Facebook has millions of Americans sharing their photos, favorite songs and details about their class reunions, but there are a handful of personal details that you should never share or post if you don’t want criminals — cyber or otherwise — to rob you blind.
Furthermore, many an ill-advised Facebook post can get your insurance cancelled or cause you to pay dramatically more for it: home, auto, fire, flood, life or other forms of insurance included. Almost everybody knows that drunken party photos can cost you a job; and now experts say debt collectors are switching from phone books to trolling social networking sites to find deadbeats.
You can certainly enjoy networking and sharing photos, but you should know that sharing some information puts you at risk. What should you never say on Facebook, Twitter or any other social networking site? Read on…
Your birth date and place. Sure, you can say what day you were born, but if you provide the year and the place you were born too, then you’ve just given identity thieves a key to stealing your financial life. A study by Carnegie Mellon showed that a date and place of birth could be used to predict most — sometimes all — the numbers in your Social Security number.
Vacation plans. There’s no better way to say “Rob me, please” than posting your vacation countdown or your moment of departure or arrival at the airport. Post the photos on Facebook when you return, if you like, but don’t invite criminals to your home by telling them “I’m not home!”
Home address. Great follow-up to the last item, eh? So many people do this though. A recent study by the Ponemon Institute found that social media users were at greater risk of physical and/or identity theft because of the information they shared. In fact, some 40% listed their home address; 65% didn’t even attempt to block out strangers with privacy settings; and 60% said they weren’t confident that their “friends” were really the people they know, or even that they fully trusted them either way.
Confessionals. You may hate your job; lie on your taxes; or be a recreational drug user, but Facebook is not the place to let it all out. Employers commonly peruse social networking sites to determine who to hire and who to fire.
Need proof? Just last month alone there were two such cases. In the first case a prison guard at the Lebanon Correctional Institution in Ohio was fired after posting a threatening comment about the state governor; and in Winfield, West Virginia the mayor fired the local police chief after his son posted a disparaging comment about a teenager who had been struck by a train. Last year a NYC teacher was fired after posting a comment that she thought some of her school kids should drown. (A Manhattan judge recently ruled she should be given her job back).

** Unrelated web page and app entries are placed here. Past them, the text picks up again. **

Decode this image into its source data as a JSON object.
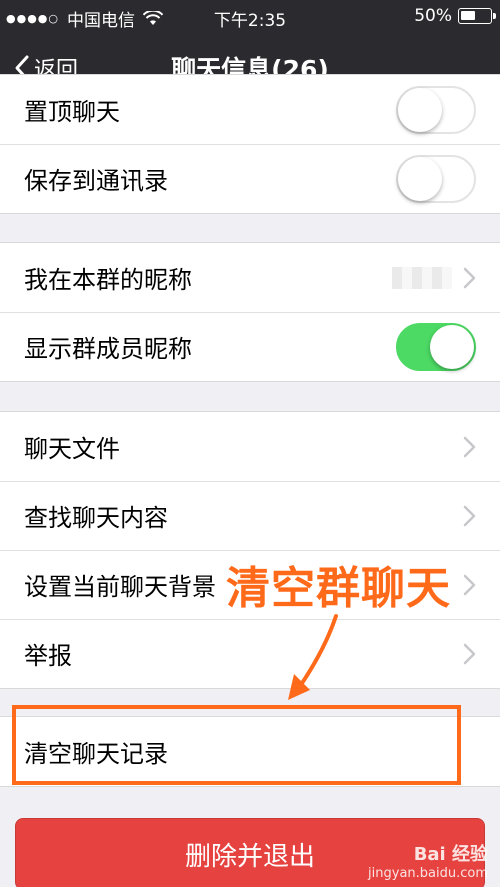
{
  "status_bar": {
    "carrier": "中国电信",
    "time": "下午2:35",
    "battery": "50%",
    "battery_level": 0.5
  },
  "nav": {
    "back_label": "返回",
    "title": "聊天信息(26)"
  },
  "section1": [
    {
      "label": "置顶聊天",
      "control": "toggle",
      "on": false
    },
    {
      "label": "保存到通讯录",
      "control": "toggle",
      "on": false
    }
  ],
  "section2": [
    {
      "label": "我在本群的昵称",
      "control": "chevron"
    },
    {
      "label": "显示群成员昵称",
      "control": "toggle",
      "on": true
    }
  ],
  "section3": [
    {
      "label": "聊天文件",
      "control": "chevron"
    },
    {
      "label": "查找聊天内容",
      "control": "chevron"
    },
    {
      "label": "设置当前聊天背景",
      "control": "chevron"
    },
    {
      "label": "举报",
      "control": "chevron"
    }
  ],
  "section4": [
    {
      "label": "清空聊天记录"
    }
  ],
  "annotation": {
    "text": "清空群聊天",
    "color": "#ff6a1a"
  },
  "delete_button": {
    "label": "删除并退出",
    "color": "#e64340"
  },
  "toggle_on_color": "#4cd964",
  "watermark": {
    "brand": "Bai 经验",
    "url": "jingyan.baidu.com"
  }
}
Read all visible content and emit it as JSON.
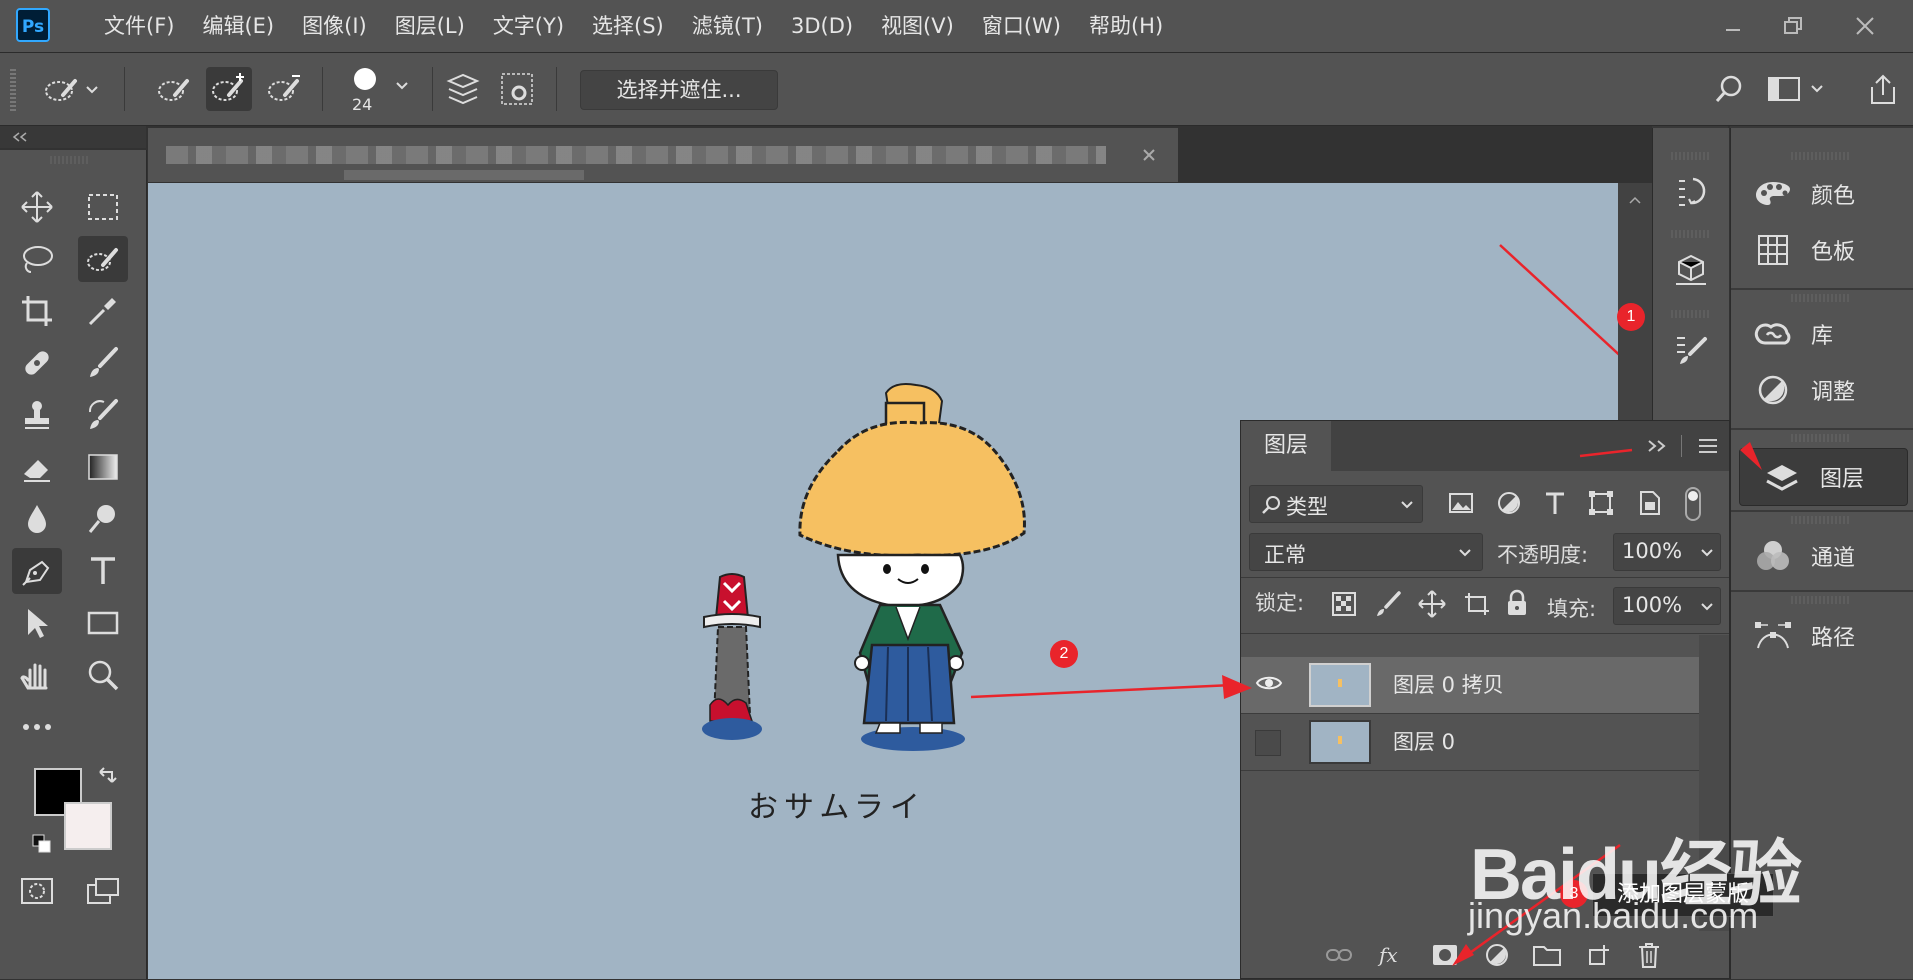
{
  "app": {
    "logo_text": "Ps"
  },
  "menu": [
    "文件(F)",
    "编辑(E)",
    "图像(I)",
    "图层(L)",
    "文字(Y)",
    "选择(S)",
    "滤镜(T)",
    "3D(D)",
    "视图(V)",
    "窗口(W)",
    "帮助(H)"
  ],
  "options_bar": {
    "brush_size": "24",
    "select_and_mask_label": "选择并遮住..."
  },
  "canvas": {
    "background_color": "#a1b4c4",
    "artwork_caption": "おサムライ",
    "hat_color": "#f6c061",
    "kimono_color": "#1f6a49",
    "hakama_color": "#2e5b9e",
    "sword_handle_color": "#c8102e"
  },
  "right_dock": [
    {
      "label": "颜色",
      "icon": "palette-icon"
    },
    {
      "label": "色板",
      "icon": "grid-icon"
    },
    {
      "label": "库",
      "icon": "cc-libraries-icon"
    },
    {
      "label": "调整",
      "icon": "adjustment-icon"
    },
    {
      "label": "图层",
      "icon": "layers-icon",
      "active": true
    },
    {
      "label": "通道",
      "icon": "channels-icon"
    },
    {
      "label": "路径",
      "icon": "paths-icon"
    }
  ],
  "layers_panel": {
    "tab_label": "图层",
    "filter_label": "类型",
    "blend_mode": "正常",
    "opacity_label": "不透明度:",
    "opacity_value": "100%",
    "lock_label": "锁定:",
    "fill_label": "填充:",
    "fill_value": "100%",
    "layers": [
      {
        "name": "图层 0 拷贝",
        "visible": true,
        "selected": true
      },
      {
        "name": "图层 0",
        "visible": false,
        "selected": false
      }
    ]
  },
  "annotations": {
    "step1": "1",
    "step2": "2",
    "step3": "3",
    "tooltip": "添加图层蒙版",
    "arrow_color": "#e9242b"
  },
  "watermark": {
    "brand": "Baidu经验",
    "url": "jingyan.baidu.com"
  },
  "colors": {
    "foreground": "#000000",
    "background": "#f5eeee"
  }
}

A 2009 Proofpoint study showed that 8% of companies with over 1,000 employes had fired someone for “misuse” of social media.

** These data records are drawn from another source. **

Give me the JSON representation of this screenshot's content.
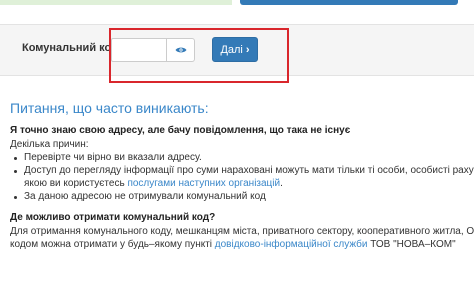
{
  "code_form": {
    "label": "Комунальний код:",
    "input_value": "",
    "next_label": "Далі",
    "eye_icon": "eye-icon",
    "chevron_icon": "chevron-right-icon",
    "accent_color": "#337ab7",
    "highlight_color": "#d9262c"
  },
  "faq": {
    "title": "Питання, що часто виникають:",
    "q1": {
      "question": "Я точно знаю свою адресу, але бачу повідомлення, що така не існує",
      "intro": "Декілька причин:",
      "reason1": "Перевірте чи вірно ви вказали адресу.",
      "reason2_line1": "Доступ до перегляду інформації про суми нараховані можуть мати тільки ті особи, особисті рахунки",
      "reason2_line2_before": "якою ви користуєтесь ",
      "reason2_link": "послугами наступних організацій",
      "reason2_line2_after": ".",
      "reason3": "За даною адресою не отримували комунальний код"
    },
    "q2": {
      "question": "Де можливо отримати комунальний код?",
      "line1": "Для отримання комунального коду, мешканцям міста, приватного сектору, кооперативного житла, ОСББ,",
      "line2_before": "кодом можна отримати у будь–якому пункті ",
      "line2_link": "довідково-інформаційної служби",
      "line2_after": " ТОВ \"НОВА–КОМ\""
    }
  }
}
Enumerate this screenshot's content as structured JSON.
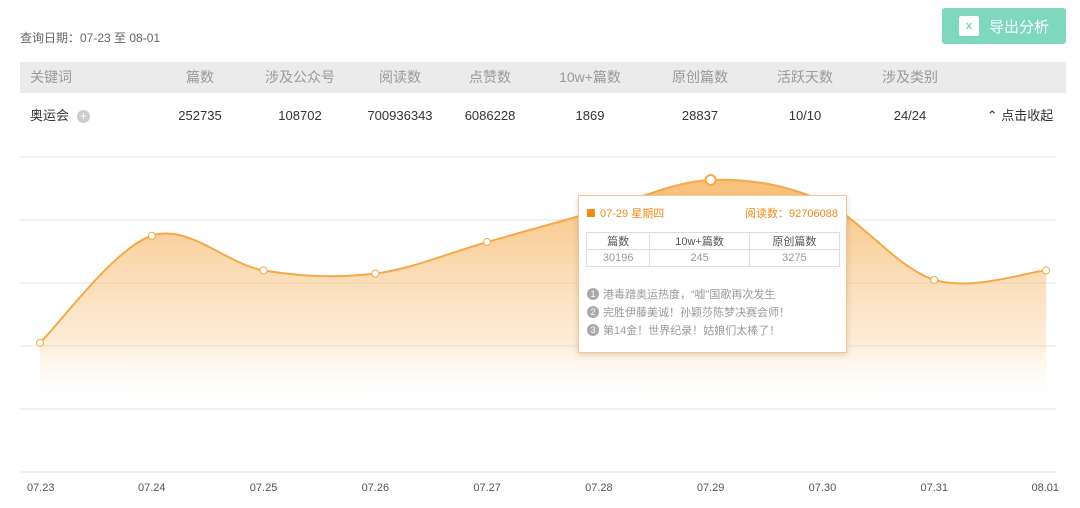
{
  "query_date": "查询日期：07-23 至 08-01",
  "export_button": {
    "icon_text": "x",
    "label": "导出分析"
  },
  "table": {
    "headers": [
      "关键词",
      "篇数",
      "涉及公众号",
      "阅读数",
      "点赞数",
      "10w+篇数",
      "原创篇数",
      "活跃天数",
      "涉及类别"
    ],
    "row": [
      "奥运会",
      "252735",
      "108702",
      "700936343",
      "6086228",
      "1869",
      "28837",
      "10/10",
      "24/24"
    ],
    "expand_icon": "+",
    "collapse_label": "点击收起"
  },
  "tooltip": {
    "date": "07-29 星期四",
    "reads": "阅读数：92706088",
    "headers": [
      "篇数",
      "10w+篇数",
      "原创篇数"
    ],
    "values": [
      "30196",
      "245",
      "3275"
    ],
    "news": [
      {
        "n": "1",
        "t": "港毒蹭奥运热度，“嘘”国歌再次发生"
      },
      {
        "n": "2",
        "t": "完胜伊藤美诚！孙颖莎陈梦决赛会师！"
      },
      {
        "n": "3",
        "t": "第14金！世界纪录！姑娘们太棒了！"
      }
    ]
  },
  "chart_data": {
    "type": "area",
    "title": "",
    "xlabel": "",
    "ylabel": "阅读数",
    "categories": [
      "07.23",
      "07.24",
      "07.25",
      "07.26",
      "07.27",
      "07.28",
      "07.29",
      "07.30",
      "07.31",
      "08.01"
    ],
    "values": [
      41000000,
      75000000,
      64000000,
      63000000,
      73000000,
      83000000,
      92706088,
      86000000,
      61000000,
      64000000
    ],
    "ylim": [
      0,
      100000000
    ],
    "grid": true,
    "highlight_index": 6,
    "color": "#f5a94a"
  }
}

Password clues. If you’ve got online accounts, you’ve probably answered a dozen different security questions, telling your bank or brokerage firm your Mom’s maiden name; the church you were married in; or the name of your favorite song.
Got that same stuff on the information page of your Facebook profile? Are you playing games where you and your friends “quiz” each other on the personal details of your lives? You’re giving crooks an easy way to guess your passwords.
Maybe it’s time to review your social media profiles?